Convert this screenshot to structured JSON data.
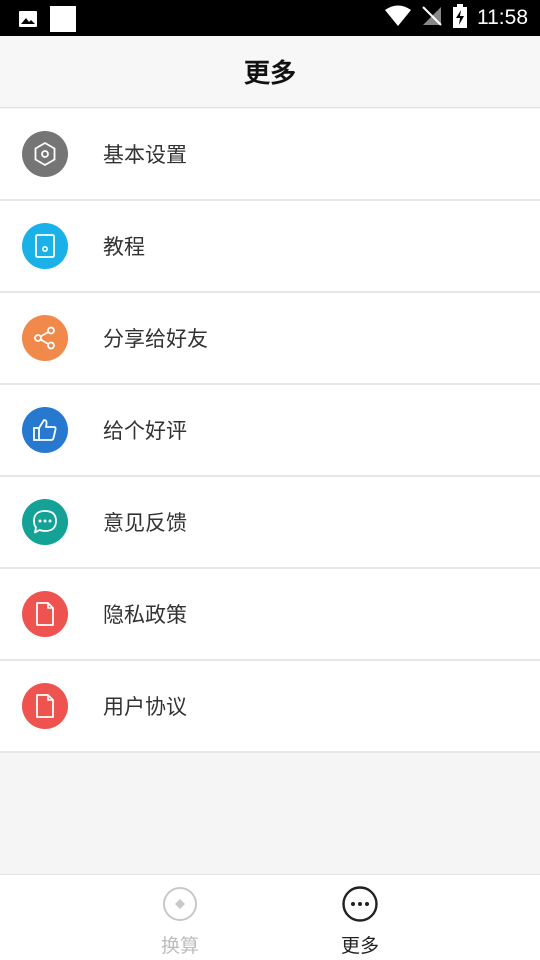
{
  "status_bar": {
    "time": "11:58"
  },
  "header": {
    "title": "更多"
  },
  "menu": {
    "items": [
      {
        "label": "基本设置",
        "icon": "settings-icon",
        "color": "#757575"
      },
      {
        "label": "教程",
        "icon": "tutorial-icon",
        "color": "#1ab1e8"
      },
      {
        "label": "分享给好友",
        "icon": "share-icon",
        "color": "#f0894a"
      },
      {
        "label": "给个好评",
        "icon": "thumbs-up-icon",
        "color": "#2779d0"
      },
      {
        "label": "意见反馈",
        "icon": "feedback-icon",
        "color": "#14a196"
      },
      {
        "label": "隐私政策",
        "icon": "document-icon",
        "color": "#ef5350"
      },
      {
        "label": "用户协议",
        "icon": "document-icon",
        "color": "#ef5350"
      }
    ]
  },
  "tabbar": {
    "tabs": [
      {
        "label": "换算",
        "icon": "convert-icon",
        "active": false
      },
      {
        "label": "更多",
        "icon": "more-icon",
        "active": true
      }
    ]
  },
  "colors": {
    "active_tab": "#222222",
    "inactive_tab": "#bdbdbd",
    "divider": "#e6e6e6"
  }
}
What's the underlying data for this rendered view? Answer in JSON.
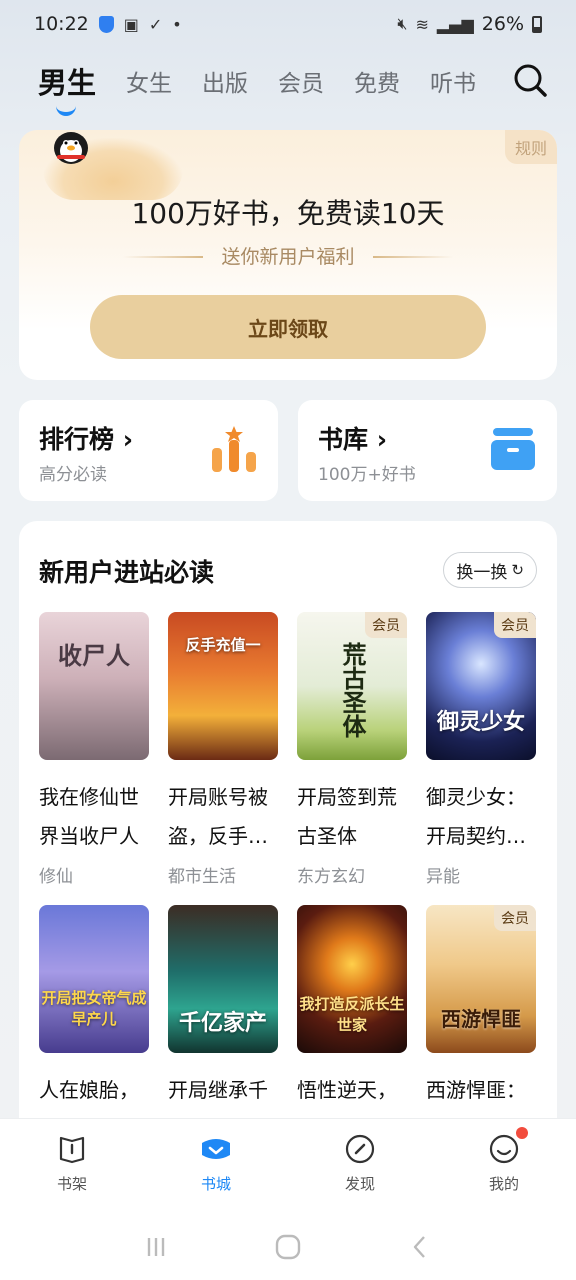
{
  "status": {
    "time": "10:22",
    "battery": "26%"
  },
  "tabs": [
    "男生",
    "女生",
    "出版",
    "会员",
    "免费",
    "听书"
  ],
  "promo": {
    "rule": "规则",
    "title": "100万好书，免费读10天",
    "subtitle": "送你新用户福利",
    "button": "立即领取"
  },
  "quick": {
    "rank": {
      "title": "排行榜",
      "sub": "高分必读"
    },
    "library": {
      "title": "书库",
      "sub": "100万+好书"
    }
  },
  "section": {
    "title": "新用户进站必读",
    "refresh": "换一换"
  },
  "vip_label": "会员",
  "books": [
    {
      "name": "我在修仙世界当收尸人",
      "cat": "修仙",
      "cover_text": "收尸人"
    },
    {
      "name": "开局账号被盗，反手…",
      "cat": "都市生活",
      "cover_text": "反手充值一"
    },
    {
      "name": "开局签到荒古圣体",
      "cat": "东方玄幻",
      "cover_text": "荒古圣体"
    },
    {
      "name": "御灵少女：开局契约…",
      "cat": "异能",
      "cover_text": "御灵少女"
    },
    {
      "name": "人在娘胎，开局…",
      "cat": "",
      "cover_text": "开局把女帝气成早产儿"
    },
    {
      "name": "开局继承千亿家产",
      "cat": "",
      "cover_text": "千亿家产"
    },
    {
      "name": "悟性逆天，我打造反…",
      "cat": "",
      "cover_text": "我打造反派长生世家"
    },
    {
      "name": "西游悍匪：从…",
      "cat": "",
      "cover_text": "西游悍匪"
    }
  ],
  "nav": [
    "书架",
    "书城",
    "发现",
    "我的"
  ]
}
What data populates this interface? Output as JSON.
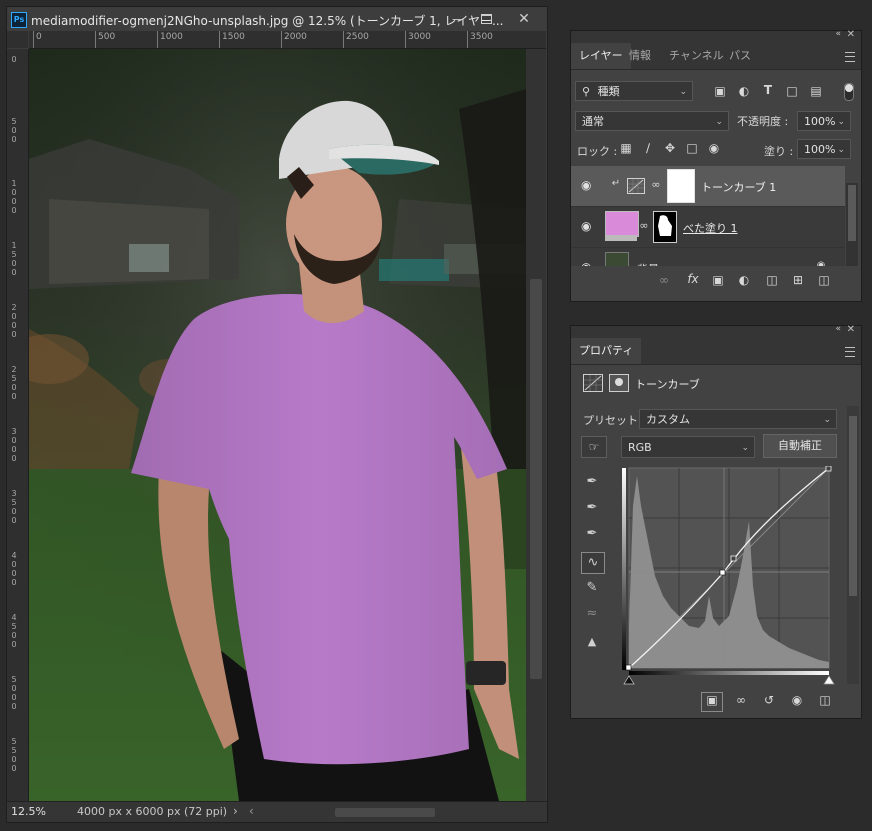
{
  "document": {
    "title": "mediamodifier-ogmenj2NGho-unsplash.jpg @ 12.5% (トーンカーブ 1, レイヤー...",
    "app_icon": "Ps",
    "ruler_top_labels": [
      "0",
      "500",
      "1000",
      "1500",
      "2000",
      "2500",
      "3000",
      "3500"
    ],
    "ruler_left_labels": [
      "0",
      "500",
      "1000",
      "1500",
      "2000",
      "2500",
      "3000",
      "3500",
      "4000",
      "4500",
      "5000",
      "5500"
    ],
    "zoom": "12.5%",
    "doc_size": "4000 px x 6000 px (72 ppi)",
    "scroll_arrow": "›",
    "scroll_left_arrow": "‹",
    "tshirt_color": "#b77ac9"
  },
  "layers_panel": {
    "tabs": [
      "レイヤー",
      "情報",
      "チャンネル",
      "パス"
    ],
    "filter_label": "種類",
    "blend_mode": "通常",
    "opacity_label": "不透明度 :",
    "opacity_value": "100%",
    "lock_label": "ロック :",
    "fill_label": "塗り :",
    "fill_value": "100%",
    "layers": [
      {
        "name": "トーンカーブ 1",
        "selected": true
      },
      {
        "name": "べた塗り 1",
        "selected": false
      },
      {
        "name": "背景",
        "selected": false
      }
    ],
    "fill_swatch": "#d98ad9",
    "fx_label": "fx"
  },
  "properties_panel": {
    "tab": "プロパティ",
    "title": "トーンカーブ",
    "preset_label": "プリセット :",
    "preset_value": "カスタム",
    "channel": "RGB",
    "auto_button": "自動補正"
  }
}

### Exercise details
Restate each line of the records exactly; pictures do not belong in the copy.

### Expected answer
Convert this screenshot to structured JSON data.
{
  "status_bar": {
    "time": "11:58"
  },
  "header": {
    "title": "更多"
  },
  "menu": {
    "items": [
      {
        "label": "基本设置",
        "icon": "settings-icon",
        "color": "#757575"
      },
      {
        "label": "教程",
        "icon": "tutorial-icon",
        "color": "#1ab1e8"
      },
      {
        "label": "分享给好友",
        "icon": "share-icon",
        "color": "#f0894a"
      },
      {
        "label": "给个好评",
        "icon": "thumbs-up-icon",
        "color": "#2779d0"
      },
      {
        "label": "意见反馈",
        "icon": "feedback-icon",
        "color": "#14a196"
      },
      {
        "label": "隐私政策",
        "icon": "document-icon",
        "color": "#ef5350"
      },
      {
        "label": "用户协议",
        "icon": "document-icon",
        "color": "#ef5350"
      }
    ]
  },
  "tabbar": {
    "tabs": [
      {
        "label": "换算",
        "icon": "convert-icon",
        "active": false
      },
      {
        "label": "更多",
        "icon": "more-icon",
        "active": true
      }
    ]
  },
  "colors": {
    "active_tab": "#222222",
    "inactive_tab": "#bdbdbd",
    "divider": "#e6e6e6"
  }
}
What's the underlying data for this rendered view? Answer in JSON.
{
  "status": {
    "time": "10:22",
    "battery": "26%"
  },
  "tabs": [
    "男生",
    "女生",
    "出版",
    "会员",
    "免费",
    "听书"
  ],
  "promo": {
    "rule": "规则",
    "title": "100万好书，免费读10天",
    "subtitle": "送你新用户福利",
    "button": "立即领取"
  },
  "quick": {
    "rank": {
      "title": "排行榜",
      "sub": "高分必读"
    },
    "library": {
      "title": "书库",
      "sub": "100万+好书"
    }
  },
  "section": {
    "title": "新用户进站必读",
    "refresh": "换一换"
  },
  "vip_label": "会员",
  "books": [
    {
      "name": "我在修仙世界当收尸人",
      "cat": "修仙",
      "cover_text": "收尸人"
    },
    {
      "name": "开局账号被盗，反手…",
      "cat": "都市生活",
      "cover_text": "反手充值一"
    },
    {
      "name": "开局签到荒古圣体",
      "cat": "东方玄幻",
      "cover_text": "荒古圣体"
    },
    {
      "name": "御灵少女：开局契约…",
      "cat": "异能",
      "cover_text": "御灵少女"
    },
    {
      "name": "人在娘胎，开局…",
      "cat": "",
      "cover_text": "开局把女帝气成早产儿"
    },
    {
      "name": "开局继承千亿家产",
      "cat": "",
      "cover_text": "千亿家产"
    },
    {
      "name": "悟性逆天，我打造反…",
      "cat": "",
      "cover_text": "我打造反派长生世家"
    },
    {
      "name": "西游悍匪：从…",
      "cat": "",
      "cover_text": "西游悍匪"
    }
  ],
  "nav": [
    "书架",
    "书城",
    "发现",
    "我的"
  ]
}
What data populates this interface? Output as JSON.
{
  "document": {
    "title": "mediamodifier-ogmenj2NGho-unsplash.jpg @ 12.5% (トーンカーブ 1, レイヤー...",
    "app_icon": "Ps",
    "ruler_top_labels": [
      "0",
      "500",
      "1000",
      "1500",
      "2000",
      "2500",
      "3000",
      "3500"
    ],
    "ruler_left_labels": [
      "0",
      "500",
      "1000",
      "1500",
      "2000",
      "2500",
      "3000",
      "3500",
      "4000",
      "4500",
      "5000",
      "5500"
    ],
    "zoom": "12.5%",
    "doc_size": "4000 px x 6000 px (72 ppi)",
    "scroll_arrow": "›",
    "scroll_left_arrow": "‹",
    "tshirt_color": "#b77ac9"
  },
  "layers_panel": {
    "tabs": [
      "レイヤー",
      "情報",
      "チャンネル",
      "パス"
    ],
    "filter_label": "種類",
    "blend_mode": "通常",
    "opacity_label": "不透明度 :",
    "opacity_value": "100%",
    "lock_label": "ロック :",
    "fill_label": "塗り :",
    "fill_value": "100%",
    "layers": [
      {
        "name": "トーンカーブ 1",
        "selected": true
      },
      {
        "name": "べた塗り 1",
        "selected": false
      },
      {
        "name": "背景",
        "selected": false
      }
    ],
    "fill_swatch": "#d98ad9",
    "fx_label": "fx"
  },
  "properties_panel": {
    "tab": "プロパティ",
    "title": "トーンカーブ",
    "preset_label": "プリセット :",
    "preset_value": "カスタム",
    "channel": "RGB",
    "auto_button": "自動補正"
  }
}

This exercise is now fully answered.